Again, I this wasn't all day every day, and I was often able to hold it together to write the odd status update and email. Creative writing was gone for most of the time though, and I couldn't touch Gren at all for about six weeks, and then had to limit it to an hour at a shot. To say this was frustrating is something of an understatement.
On the other hand, it wasn’t nearly so frustrating as the second blight: I couldn’t read.
I was able to work out what the words on the page said, so that’s something. I wasn’t, however, quite so able to work out what they meant. I’d spend ten seconds deciphering what a specific sentence was trying to say, and then, by the time I’d started the next one, I’d have forgotten the first. I’d battle through a paragraph over the course of forty minutes, and then I’d be so exhausted I’d have to sleep again.
Again, this wasn’t all day every day, but I focussed my energy on getting through what was necessary, and then I slept. Reading for pleasure was gone.

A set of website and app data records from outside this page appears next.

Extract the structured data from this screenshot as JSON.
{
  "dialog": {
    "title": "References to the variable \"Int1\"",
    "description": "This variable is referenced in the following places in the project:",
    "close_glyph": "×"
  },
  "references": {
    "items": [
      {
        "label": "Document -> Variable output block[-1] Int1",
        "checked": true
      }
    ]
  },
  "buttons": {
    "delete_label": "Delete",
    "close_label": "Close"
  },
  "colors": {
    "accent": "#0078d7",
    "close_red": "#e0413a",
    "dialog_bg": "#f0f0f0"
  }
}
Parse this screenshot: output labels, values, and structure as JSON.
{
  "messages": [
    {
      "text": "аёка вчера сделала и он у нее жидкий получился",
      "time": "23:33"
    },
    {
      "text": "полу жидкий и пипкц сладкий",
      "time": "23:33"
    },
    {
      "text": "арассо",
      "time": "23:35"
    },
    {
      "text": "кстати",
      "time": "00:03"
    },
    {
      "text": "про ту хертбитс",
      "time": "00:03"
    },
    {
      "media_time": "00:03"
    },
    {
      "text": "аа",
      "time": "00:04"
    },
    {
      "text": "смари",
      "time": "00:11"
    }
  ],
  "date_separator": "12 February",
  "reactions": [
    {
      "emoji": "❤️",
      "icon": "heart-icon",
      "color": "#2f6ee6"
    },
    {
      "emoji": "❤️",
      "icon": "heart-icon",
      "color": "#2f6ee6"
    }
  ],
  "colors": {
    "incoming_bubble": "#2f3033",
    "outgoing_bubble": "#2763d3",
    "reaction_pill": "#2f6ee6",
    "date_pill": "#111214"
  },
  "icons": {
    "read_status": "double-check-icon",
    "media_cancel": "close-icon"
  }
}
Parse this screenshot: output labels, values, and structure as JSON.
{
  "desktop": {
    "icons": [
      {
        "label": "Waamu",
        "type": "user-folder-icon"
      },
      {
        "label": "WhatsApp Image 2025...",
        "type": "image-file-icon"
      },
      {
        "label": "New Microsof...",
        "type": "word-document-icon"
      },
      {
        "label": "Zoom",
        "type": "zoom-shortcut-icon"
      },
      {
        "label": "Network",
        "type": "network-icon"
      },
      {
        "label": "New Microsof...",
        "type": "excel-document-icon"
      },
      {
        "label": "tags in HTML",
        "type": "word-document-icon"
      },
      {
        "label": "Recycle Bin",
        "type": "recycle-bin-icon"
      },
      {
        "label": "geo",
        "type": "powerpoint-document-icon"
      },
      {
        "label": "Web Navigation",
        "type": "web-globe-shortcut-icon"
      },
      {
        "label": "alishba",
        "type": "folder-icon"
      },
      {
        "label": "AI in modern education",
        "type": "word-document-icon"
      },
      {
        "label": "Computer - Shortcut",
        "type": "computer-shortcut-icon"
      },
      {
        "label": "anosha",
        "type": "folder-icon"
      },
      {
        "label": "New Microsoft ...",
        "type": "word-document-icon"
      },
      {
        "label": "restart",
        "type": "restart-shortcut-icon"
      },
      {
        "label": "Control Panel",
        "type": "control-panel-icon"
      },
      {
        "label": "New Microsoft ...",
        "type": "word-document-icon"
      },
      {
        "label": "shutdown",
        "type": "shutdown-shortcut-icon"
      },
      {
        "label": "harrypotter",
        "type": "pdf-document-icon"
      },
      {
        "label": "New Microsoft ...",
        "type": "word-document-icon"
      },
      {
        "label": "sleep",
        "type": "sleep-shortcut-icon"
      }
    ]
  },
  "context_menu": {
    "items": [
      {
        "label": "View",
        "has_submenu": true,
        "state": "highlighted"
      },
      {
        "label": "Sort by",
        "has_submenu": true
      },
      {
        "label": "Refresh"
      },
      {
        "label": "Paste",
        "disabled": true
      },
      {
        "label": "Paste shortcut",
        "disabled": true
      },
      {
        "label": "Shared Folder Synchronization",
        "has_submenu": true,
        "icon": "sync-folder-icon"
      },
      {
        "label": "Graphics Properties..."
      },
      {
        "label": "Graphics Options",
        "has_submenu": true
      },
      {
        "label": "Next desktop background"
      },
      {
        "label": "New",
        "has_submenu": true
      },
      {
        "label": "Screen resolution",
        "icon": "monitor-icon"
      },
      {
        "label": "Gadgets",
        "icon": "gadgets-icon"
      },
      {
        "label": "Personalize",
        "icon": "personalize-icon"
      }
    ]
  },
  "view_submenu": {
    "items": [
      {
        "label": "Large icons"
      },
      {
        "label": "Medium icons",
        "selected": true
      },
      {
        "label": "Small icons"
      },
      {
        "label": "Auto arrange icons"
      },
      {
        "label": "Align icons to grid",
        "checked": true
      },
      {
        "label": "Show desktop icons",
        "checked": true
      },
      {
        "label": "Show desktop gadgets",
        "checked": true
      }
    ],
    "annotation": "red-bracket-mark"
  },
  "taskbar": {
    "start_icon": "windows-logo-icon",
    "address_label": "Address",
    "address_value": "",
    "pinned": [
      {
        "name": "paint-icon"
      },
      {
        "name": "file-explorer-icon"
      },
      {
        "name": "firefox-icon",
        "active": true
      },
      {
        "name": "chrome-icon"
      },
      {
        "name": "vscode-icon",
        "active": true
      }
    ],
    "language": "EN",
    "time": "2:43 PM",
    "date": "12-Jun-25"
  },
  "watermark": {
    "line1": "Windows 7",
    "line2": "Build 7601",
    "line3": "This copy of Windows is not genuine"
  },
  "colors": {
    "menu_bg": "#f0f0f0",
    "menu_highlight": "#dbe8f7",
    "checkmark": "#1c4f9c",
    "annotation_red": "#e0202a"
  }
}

I’ll tell you what though; I suddenly have a massive amount of sympathy with Tom and his dyslexia. Reading is not fun. Reading, to him, is a series of mini mysteries that need to be decoded, and by the time he’s said the word correctly it has no connection with any other word. When I read a sentence back to him, it’s like he’s hearing it for the first time. I'm pleased that we continued to read to him at night, rather than forcing him to do it for himself.
For me the ability is slowly coming back, and like I say, the worst of this was over after the first four weeks. After a couple of months of occasionally dabbling in old, favourite, comfort reading, and after a number of frustrating false starts, I finally managed to read an entire novel without too many problems. It was Night Watch, by Sarah Waters, and it was precisely what I needed. It took me another month or so before I found Wolf Hall by Hilary Mantell. OK, when I say ‘found’, I really mean ‘stole from my Mother in Law’, but still, I read the whole book. Both took longer than I usually take over a novel, but they made such a difference to me. The idea that I might not ever be able to read a book again had crossed my mind lots of times (I wasn't at my most logical), so these two were something of an elixir.
This weekend I demolished the whole of the Hunger Games trilogy. I wanted to jump up and down on my bed, flinging beloved books, old and new, into the air yelling ‘ I'm alive! I'm alive! I'm alive!’ at the end of them.
So, there you have all my excuses. 1: preoccupied by the trying to say alive thing. 2: literally couldn't do it – and this still creeps up occasionally, and I’ll still find that a two or three hour writing stint wipes me out for the rest of the day. 3: At my most desperate I went back through all the advice I've ever been given about writing, and finally stumbled across the one that’s as old as the hills; ‘read a lot’. I needed to start there.
The Gren Peppard sequel still underway, but it’s going to take a lot longer than I initially bargained for. I'm asking you to trust me when I say that because of the extra time, because of the things that I'm learning and re-learning now, it’s going to be a better book for it.